_EXERCISE PROMPT_
Repeat exactly, and only, the lines from the one holding "Serialize everything readable" through the last line of the records below.

_INPUT MATERIAL_
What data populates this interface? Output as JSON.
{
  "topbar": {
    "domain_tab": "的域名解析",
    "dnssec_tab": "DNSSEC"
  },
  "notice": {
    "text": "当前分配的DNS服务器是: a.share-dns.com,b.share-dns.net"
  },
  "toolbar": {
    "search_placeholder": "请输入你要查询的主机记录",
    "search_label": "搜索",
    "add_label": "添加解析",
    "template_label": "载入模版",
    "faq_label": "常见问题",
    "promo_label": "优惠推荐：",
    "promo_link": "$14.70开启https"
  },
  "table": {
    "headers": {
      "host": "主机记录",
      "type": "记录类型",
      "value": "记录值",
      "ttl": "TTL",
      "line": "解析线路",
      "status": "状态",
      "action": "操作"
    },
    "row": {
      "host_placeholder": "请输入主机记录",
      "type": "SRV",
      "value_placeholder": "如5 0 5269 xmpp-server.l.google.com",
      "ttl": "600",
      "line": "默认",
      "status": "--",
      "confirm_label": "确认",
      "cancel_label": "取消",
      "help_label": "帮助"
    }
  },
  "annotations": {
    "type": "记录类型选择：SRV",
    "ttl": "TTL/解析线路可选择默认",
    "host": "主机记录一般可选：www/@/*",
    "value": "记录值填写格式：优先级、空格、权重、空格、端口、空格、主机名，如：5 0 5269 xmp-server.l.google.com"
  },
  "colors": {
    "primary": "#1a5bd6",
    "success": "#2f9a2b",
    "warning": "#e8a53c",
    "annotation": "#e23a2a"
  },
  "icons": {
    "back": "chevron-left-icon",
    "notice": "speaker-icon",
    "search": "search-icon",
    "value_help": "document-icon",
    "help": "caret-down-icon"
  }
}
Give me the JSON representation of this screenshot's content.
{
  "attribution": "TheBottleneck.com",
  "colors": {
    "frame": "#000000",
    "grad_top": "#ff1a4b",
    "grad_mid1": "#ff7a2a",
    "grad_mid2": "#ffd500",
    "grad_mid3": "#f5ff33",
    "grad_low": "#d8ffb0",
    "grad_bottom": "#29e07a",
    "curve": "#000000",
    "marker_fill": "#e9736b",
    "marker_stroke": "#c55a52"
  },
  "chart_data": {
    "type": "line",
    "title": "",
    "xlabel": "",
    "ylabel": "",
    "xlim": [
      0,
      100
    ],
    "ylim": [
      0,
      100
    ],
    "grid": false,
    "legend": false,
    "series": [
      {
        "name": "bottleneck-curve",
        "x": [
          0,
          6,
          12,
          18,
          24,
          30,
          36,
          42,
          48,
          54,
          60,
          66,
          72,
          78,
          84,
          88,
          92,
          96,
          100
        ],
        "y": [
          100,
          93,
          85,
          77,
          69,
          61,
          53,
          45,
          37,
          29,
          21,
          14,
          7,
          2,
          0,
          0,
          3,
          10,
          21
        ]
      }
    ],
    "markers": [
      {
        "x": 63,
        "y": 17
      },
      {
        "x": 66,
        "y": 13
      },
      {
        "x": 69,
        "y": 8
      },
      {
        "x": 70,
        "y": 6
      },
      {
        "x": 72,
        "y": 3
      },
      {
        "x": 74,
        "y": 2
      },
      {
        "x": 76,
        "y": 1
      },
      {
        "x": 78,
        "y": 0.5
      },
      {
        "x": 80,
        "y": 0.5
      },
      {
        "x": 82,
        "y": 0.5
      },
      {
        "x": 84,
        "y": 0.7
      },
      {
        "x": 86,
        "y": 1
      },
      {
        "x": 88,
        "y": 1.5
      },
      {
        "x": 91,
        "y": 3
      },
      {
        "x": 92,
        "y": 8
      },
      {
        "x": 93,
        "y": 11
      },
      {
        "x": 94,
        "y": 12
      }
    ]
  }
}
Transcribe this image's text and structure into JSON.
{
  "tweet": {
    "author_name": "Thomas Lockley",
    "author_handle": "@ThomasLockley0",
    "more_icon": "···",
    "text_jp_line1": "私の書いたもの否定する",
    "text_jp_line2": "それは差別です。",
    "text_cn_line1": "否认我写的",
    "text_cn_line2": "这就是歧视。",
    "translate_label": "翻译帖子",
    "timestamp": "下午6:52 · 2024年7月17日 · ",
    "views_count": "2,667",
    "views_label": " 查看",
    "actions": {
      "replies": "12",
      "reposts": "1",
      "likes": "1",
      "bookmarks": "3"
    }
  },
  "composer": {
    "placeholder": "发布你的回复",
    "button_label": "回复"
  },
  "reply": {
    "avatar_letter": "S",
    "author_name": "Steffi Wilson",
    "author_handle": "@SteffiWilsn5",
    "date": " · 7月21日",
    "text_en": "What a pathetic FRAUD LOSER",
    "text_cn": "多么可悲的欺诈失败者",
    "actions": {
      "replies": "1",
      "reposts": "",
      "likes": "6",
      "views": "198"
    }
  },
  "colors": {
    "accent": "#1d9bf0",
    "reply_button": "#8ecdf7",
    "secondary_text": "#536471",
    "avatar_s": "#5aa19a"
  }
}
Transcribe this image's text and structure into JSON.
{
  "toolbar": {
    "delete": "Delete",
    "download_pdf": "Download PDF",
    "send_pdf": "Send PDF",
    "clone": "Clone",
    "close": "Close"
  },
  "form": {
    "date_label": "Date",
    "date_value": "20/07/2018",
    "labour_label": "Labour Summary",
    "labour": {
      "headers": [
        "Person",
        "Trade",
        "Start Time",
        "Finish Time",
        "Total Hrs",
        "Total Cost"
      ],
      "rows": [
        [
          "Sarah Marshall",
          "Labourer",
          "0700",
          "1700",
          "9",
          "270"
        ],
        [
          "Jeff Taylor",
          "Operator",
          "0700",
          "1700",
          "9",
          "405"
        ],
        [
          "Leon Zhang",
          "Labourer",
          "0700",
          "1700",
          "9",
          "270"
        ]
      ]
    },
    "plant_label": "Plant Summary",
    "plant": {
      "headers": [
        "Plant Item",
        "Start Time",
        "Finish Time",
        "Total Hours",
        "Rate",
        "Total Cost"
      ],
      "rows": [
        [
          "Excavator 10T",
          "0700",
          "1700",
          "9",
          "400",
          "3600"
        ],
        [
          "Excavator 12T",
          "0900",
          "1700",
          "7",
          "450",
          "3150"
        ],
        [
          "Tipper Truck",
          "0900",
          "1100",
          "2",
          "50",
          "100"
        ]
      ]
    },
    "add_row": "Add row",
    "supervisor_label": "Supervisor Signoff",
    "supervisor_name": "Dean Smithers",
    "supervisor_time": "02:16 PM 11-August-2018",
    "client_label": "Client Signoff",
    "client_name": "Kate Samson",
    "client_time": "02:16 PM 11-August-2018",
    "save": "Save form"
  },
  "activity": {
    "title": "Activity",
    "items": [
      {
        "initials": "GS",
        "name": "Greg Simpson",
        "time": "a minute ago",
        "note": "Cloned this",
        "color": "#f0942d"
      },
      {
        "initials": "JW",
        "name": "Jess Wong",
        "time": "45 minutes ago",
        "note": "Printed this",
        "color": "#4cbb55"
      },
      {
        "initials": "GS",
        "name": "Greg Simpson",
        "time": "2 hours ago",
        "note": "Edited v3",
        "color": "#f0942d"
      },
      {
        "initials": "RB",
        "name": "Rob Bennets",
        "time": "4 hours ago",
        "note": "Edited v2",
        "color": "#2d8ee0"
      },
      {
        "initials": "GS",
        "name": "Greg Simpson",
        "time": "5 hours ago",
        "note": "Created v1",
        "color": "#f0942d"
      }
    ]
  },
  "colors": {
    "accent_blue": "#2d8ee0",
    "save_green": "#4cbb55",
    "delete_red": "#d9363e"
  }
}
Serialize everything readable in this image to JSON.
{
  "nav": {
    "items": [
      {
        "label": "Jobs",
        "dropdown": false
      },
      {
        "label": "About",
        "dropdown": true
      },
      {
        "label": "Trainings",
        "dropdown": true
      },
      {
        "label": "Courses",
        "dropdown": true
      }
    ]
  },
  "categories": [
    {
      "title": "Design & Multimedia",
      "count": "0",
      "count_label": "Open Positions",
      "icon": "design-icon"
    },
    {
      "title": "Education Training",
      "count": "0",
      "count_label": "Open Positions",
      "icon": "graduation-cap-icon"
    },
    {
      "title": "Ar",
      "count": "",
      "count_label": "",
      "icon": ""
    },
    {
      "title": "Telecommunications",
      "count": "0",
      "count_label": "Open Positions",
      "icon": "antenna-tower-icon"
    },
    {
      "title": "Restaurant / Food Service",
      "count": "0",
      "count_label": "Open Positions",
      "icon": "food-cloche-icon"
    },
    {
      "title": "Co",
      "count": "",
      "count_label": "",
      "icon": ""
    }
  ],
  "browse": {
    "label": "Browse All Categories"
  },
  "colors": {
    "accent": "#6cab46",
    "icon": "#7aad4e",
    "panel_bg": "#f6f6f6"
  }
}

_TASK RESULT_
Serialize everything readable in this image to JSON.
{
  "nav": {
    "items": [
      {
        "label": "Jobs",
        "dropdown": false
      },
      {
        "label": "About",
        "dropdown": true
      },
      {
        "label": "Trainings",
        "dropdown": true
      },
      {
        "label": "Courses",
        "dropdown": true
      }
    ]
  },
  "categories": [
    {
      "title": "Design & Multimedia",
      "count": "0",
      "count_label": "Open Positions",
      "icon": "design-icon"
    },
    {
      "title": "Education Training",
      "count": "0",
      "count_label": "Open Positions",
      "icon": "graduation-cap-icon"
    },
    {
      "title": "Ar",
      "count": "",
      "count_label": "",
      "icon": ""
    },
    {
      "title": "Telecommunications",
      "count": "0",
      "count_label": "Open Positions",
      "icon": "antenna-tower-icon"
    },
    {
      "title": "Restaurant / Food Service",
      "count": "0",
      "count_label": "Open Positions",
      "icon": "food-cloche-icon"
    },
    {
      "title": "Co",
      "count": "",
      "count_label": "",
      "icon": ""
    }
  ],
  "browse": {
    "label": "Browse All Categories"
  },
  "colors": {
    "accent": "#6cab46",
    "icon": "#7aad4e",
    "panel_bg": "#f6f6f6"
  }
}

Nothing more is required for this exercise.